By Chinedu Eze in Lagos and Kasim Sumaina in Abuja

The federal government yesterday said the proposed national airline for the country would be unveiled in December, 2018.

The Minister of State for Aviation, Senator Hadi Sirika, said this in a statement by the ministry’s Deputy Director, Media and Public Affairs, James Odaudu.

The minister, according to the statement, made this commitment while receiving the Outline Business Case Certificate of Compliance from the Director General of the Infrastructure Concession Regulatory Commission (ICRC), Mr. Chidi Izuwa, in Abuja.

According to the minister, “There is no doubt that the issue of national carrier for Nigeria is very close to the hearts of both the government and the people, which is the reason it has taken the option of a Public Private partnership with the belief that it was the only way to deliver a national carrier that would stand the test of time.”

Sirika also expressed satisfaction with the way the Transaction Advisers had carried out their assignments with utmost diligence and timeliness.

He assured that the National Carrier that would be delivered would be world class in operation and management.

The minister said the presentation of the certificate was a testament on how far the project had gone.

The proposed airline will gulp $8.8 million as preliminary cost and $300 million as take-off cost.

The project would be executed through a Public Private Partnership (PPP).

According to Sirika, Nigeria would receive the first set of five airplanes for the airliner on December 19.

The airline would make profit in three years after operations, he said.

“We will make the investments and follow the business plan through private sector management. We intend to get a 30 aircraft market in five years. But we will begin with five aircraft on the day of launch,” he said.

Sirika added, “At Farnborough International Public Air show coming July 18, 2018 in London, we will unveil the name, logo, colour scheme, the structure and the type of airplane about the national carrier.
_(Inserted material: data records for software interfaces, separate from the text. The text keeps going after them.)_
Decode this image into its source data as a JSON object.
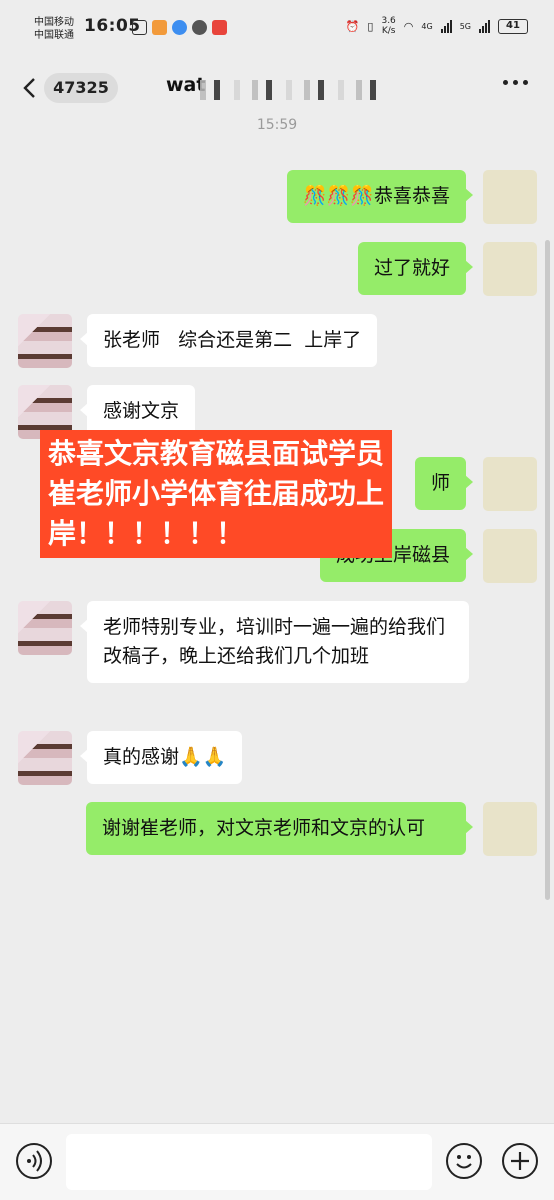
{
  "status_bar": {
    "carrier_1": "中国移动",
    "carrier_2": "中国联通",
    "time": "16:05",
    "net_speed_value": "3.6",
    "net_speed_unit": "K/s",
    "net_type_1": "4G",
    "net_type_2": "5G",
    "battery": "41"
  },
  "header": {
    "unread_count": "47325",
    "title": "wat"
  },
  "timestamp": "15:59",
  "messages": [
    {
      "side": "me",
      "emoji": "🎊🎊🎊",
      "text": "恭喜恭喜"
    },
    {
      "side": "me",
      "text": "过了就好"
    },
    {
      "side": "other",
      "text": "张老师   综合还是第二  上岸了"
    },
    {
      "side": "other",
      "text": "感谢文京"
    },
    {
      "side": "me",
      "text": "师"
    },
    {
      "side": "me",
      "text": "成功上岸磁县"
    },
    {
      "side": "other",
      "text": "老师特别专业，培训时一遍一遍的给我们改稿子，晚上还给我们几个加班"
    },
    {
      "side": "other",
      "text": "真的感谢",
      "emoji": "🙏🙏"
    },
    {
      "side": "me",
      "text": "谢谢崔老师，对文京老师和文京的认可"
    }
  ],
  "overlay": {
    "line1": "恭喜文京教育磁县面试学员",
    "line2": "崔老师小学体育往届成功上",
    "line3": "岸！！！！！！"
  },
  "input_bar": {
    "placeholder": ""
  }
}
We will also place the order for the aircraft at the event.”

The minister explained that the government would step in to cover the funding gap at the onset and exit later.

He said the government would not get involved in the management of the national carrier, adding that Nigeria’s population of over 180 million people is huge enough to support aviation and that the airline would take advantage of Bilateral Air Service Agreement (BASA) that the country had with over 70 countries.

According to him, it would also take advantage of the Africa Single Air Transport Market and would be the best player if the government gets it right.

“But if we don’t, it will become a threat to us. But I believe we are on the right track,” he said.

The minister also gave an assurance that the national carrier would not kill the domestic airlines operating in the country.

He commended the efforts of the ICRC Director General and his team in ensuring that the National Carrier project remained on track through the observation of all legal aid regulatory frameworks.

Also speaking, Izuwah, said the presentation of the Certificate of Compliance was an official green light to proceed with the procurement process.

According to him, start-up cost over the next three years is about $300 million, but pre-start-up is $8.8 million.

“The rest of the investment will be equity injection, which will happen in tranches because you do not need all the monies at once. External capital injection also depends on the profitability of the airline. Though, you need that initial government financial to make it take off, but what is important is that the national carrier will be entirely private sector controlled,” he said, adding, “There will be zero government interference. But if that happens, it invalidates the certificate and the entire process.”

He said his commission, in granting the Certificate reviewed the Project Structuring Report, also known as the Outline Business Case, in line with the ICRC Act of 2005.

According to Izuwah, “The certificate was granted on the condition that the federal government has committed to leveraging on private sector capital and expertise towards the establishment of the national carrier through the provision of a Viability Gap Funding for the project.”

He stated other conditions for granting the Certificate of Compliance to an official commitment to zero contribution to airline management decisions and zero government control, warning that any attempt to impose government control would invalidate the Certificate and the entire process.

The ICRC Director General commended the minister for his commitment to changing the face of aviation in Nigeria through infrastructural renaissance and said the PPP remains the only viable option for Nigeria in view of dwindling national resources.